A Canadian social worker stated that "sexual violence in Congo reaches a level never reached anywhere else. It is even worse than in Rwanda during the genocide."
Rape is a tragic component of the humanitarian crisis in Darfur with victims brutalized by the government-backed Janjawid militia. AI reports clear cases of "sexual slavery" in Darfur where the arms and legs of girls as young as eight years old are broken to prevent them from escaping.
If a Darfurian woman reporting a rape cannot convince authorities that she is telling the truth, she risks prosecution as an adulteress. A United Nations investigation concluded that: "A major obstacle to establishing accountability for sexual violence is the insensitive and often intimidating treatment of sexual violence by authorities."
New York Times columnist Nicholas Kristof reports that during Liberia's civil war (1989-2003), "One major survey found that 75 percent of women had been raped - mostly gang raped..." The victimization has continued in the post-war era. Doctors Without Borders discovered that of the 275 sexual violence cases reported between January and April of this year, 28 percent involved children under five year of age, and 33 percent of the victims were children between five and 12-years-old.
AI notes that the consequences of sexual violence experienced by females include "serious and chronic medical problems, psychological damage, life threatening diseases such as HIV/AIDS, forced pregnancy, infertility, and stigmatization and/or rejection by family members and communities." Few victims of sexual violence have access to health care in their time of need.
In Rwanda, a 2000 study of 1125 rape survivors found that 66.7 percent were HIV positive.
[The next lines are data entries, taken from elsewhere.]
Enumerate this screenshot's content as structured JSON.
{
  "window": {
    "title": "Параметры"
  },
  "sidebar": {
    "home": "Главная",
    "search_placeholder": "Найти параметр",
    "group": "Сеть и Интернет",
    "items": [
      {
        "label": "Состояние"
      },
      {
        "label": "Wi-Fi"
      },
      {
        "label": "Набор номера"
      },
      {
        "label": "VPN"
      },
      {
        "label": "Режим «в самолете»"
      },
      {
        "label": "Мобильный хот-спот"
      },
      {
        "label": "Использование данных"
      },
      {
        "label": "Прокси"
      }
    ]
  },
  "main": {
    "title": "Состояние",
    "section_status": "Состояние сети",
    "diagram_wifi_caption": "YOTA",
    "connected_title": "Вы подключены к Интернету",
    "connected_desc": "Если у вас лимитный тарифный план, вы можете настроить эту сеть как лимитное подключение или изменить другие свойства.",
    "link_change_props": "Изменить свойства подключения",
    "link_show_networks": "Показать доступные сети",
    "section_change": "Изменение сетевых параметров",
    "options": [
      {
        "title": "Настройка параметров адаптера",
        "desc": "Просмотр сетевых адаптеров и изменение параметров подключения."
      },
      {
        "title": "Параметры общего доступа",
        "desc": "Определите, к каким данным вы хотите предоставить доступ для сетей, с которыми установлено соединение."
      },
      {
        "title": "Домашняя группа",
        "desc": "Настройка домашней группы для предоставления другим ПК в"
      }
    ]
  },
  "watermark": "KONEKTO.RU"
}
Mothers often have little affection for children that were the products of war related rapes. Speaking of her son, conceived as a result of rape, a woman in Rwanda stated: "I never loved this child. Whenever I remember what his father did to me, I used to feel the only revenge would be to kill his son. But I did not." What chance for a fulfilling life does an unloved child in a war-torn, impoverished Third World country have?
In Darfur a woman who has been raped is ruined; in some cases she is thrown out of her home by her family and forced to survive on her own.
The majority of soldiers and military organizations responsible for sexual violence are never punished, although prohibitions against such behavior have existed for centuries. For example, King Richard II's Ordinances of War (issued in 1385) prohibited the rape of females by his soldiers, stipulating that offenders would be put to death.
More recently, Article 27 of the Fourth Geneva Convention states that "women shall be especially protected against any attack on their honor, in particular against rape, enforced prostitution, or any form of indecent assault."
Unfortunately, soldiers continue to rape girls and women with impunity. According to AI, the principal reasons for this impunity include:
Jessica Neurwith, president of Equality Now, a women's human rights group, argues that crimes of sexual violence are still not effectively prosecuted. For example, in the Congo, of approximately 14,000 rape cases registered in provincial health centers between 2005 and 2007, only 287 were taken to trial.
Yet there is hope. Earlier this year the International Criminal Court issued an arrest warrant for Omar Al Bashir. The Sudanese president is accused of ordering attacks against the civilian population of Darfur, including the rape of girls and women. Perhaps this action against a head of state will be a major step in the future prosecution of these crimes. The trial of Al Bashir would heighten awareness of war-related sexual violence: "a shame on the human race."
George Bryjak is a professor of sociology at the University of San Diego.